"By engaging us in an unforeseen pattern of coherence or integrity, art uncovers relations and resonances in the field of perception that 'ordinary' seeing and experiencing obscure or even deny. Thus art in one sense 'dispossesses' us of our habitual perception and restores to reality a dimension that necessarily escapes our conceptuality and our control. It makes the world strange.
So, finally, it opens up the dimension in which 'things are more than they are', 'give more than they have'."
For example, Steinbeck writes Of Mice and Men to make sense of the effects of natural disaster on human community. Sondheim, along with Laurents and Bernstein, creates The West Side Story to make sense of ethnic tensions in mid-1950s New York.
And speaking of musicals, the Disney channel creates High School Musical 3 because it totally rocks to break out into song whenever you feel like it. You can be a jock and a dancer. Oh yea!
3. At the center of the life of the Godhead, as Father, Son and Holy Spirit, is grace. Grace always offers itself as an excess of divine life. In the being of God we find a super-abundance of love, joy, goodness, creativity and so on. Grace is excess.
Human beings, as image-bearers, will always manifest a life that is X+1. To be human, in my little formula, is to be X+1, where X satisfies all our most basic needs for human subsistence--such as water, food, shelter, work, relationship--and 1 represents the realm of excesses and superfluities, such as, well, everything that makes human life full and rich and, to put the point sharply, true. God gives us not mere water but artesian springs water. He also gives us the imaginative and technical capacity to create Dom Perrier water and Lemonade water and and thirst-quenching Gatorade Tiger water, the official drink of Tiger Woods.
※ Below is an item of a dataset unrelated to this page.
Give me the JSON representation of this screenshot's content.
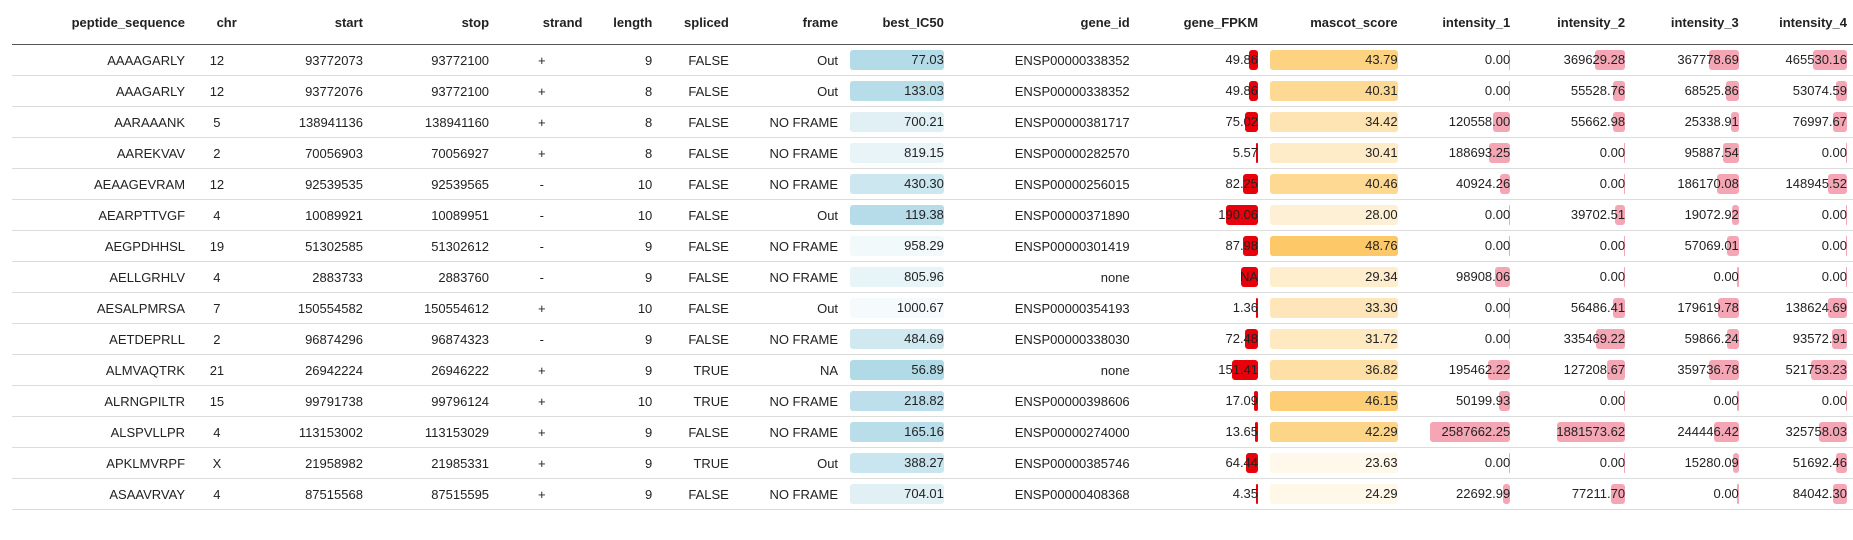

God does not provide us with minimalist food. He creates a world with a capacity to produce over 7,500 varieties of apple. 7,500! From this myriad variety we can make apple juice and apple wine. We can make apple pie, apple crumble, apple cake, apple crisp. We can bake them or stew them. We can dry or puree them. The Brits make a toffee apple. Isaac Newton gets hit on the head by a falling apple and discovers a theory of universal gravitation.
Do we need jazz music? That depends on how we use the term "need." If we equate need with our most basic requirements for human subsistence, then no. But that reduces human life to a minimalist notion, which contradicts the whole ethos of Genesis 1 and 2. Look at God's own behavioral pattern. He does not make minimalist trees. He makes endlessly variegated trees. Why? Grace. Indeed creation reflects the same kind of grace that represents the inner life of the Godhead.
So when we make jazz music, we do so as a way to enter into the very life of God, a life marked by the excesses of grace.
I can't pretend to have described these three reasons for art-making with the highest precision. But I hope I've given us a good enough reason not to dismiss art hastily. Is evangelism important? Yes. Is feeding the poor important? Yes. Are they needful? Yes. The one participates in God's work to mend the human heart through the death and resurrection of Jesus. The other participates in God's work to provide for our most basic needs as humans.
Is art-making important? Yes. In making it we bear out the image of God as creative beings. We deepen our knowledge of ourselves. And beyond that we participate in the always-more-than grace of our triune God who ever pulls us into the Life that is truly Life.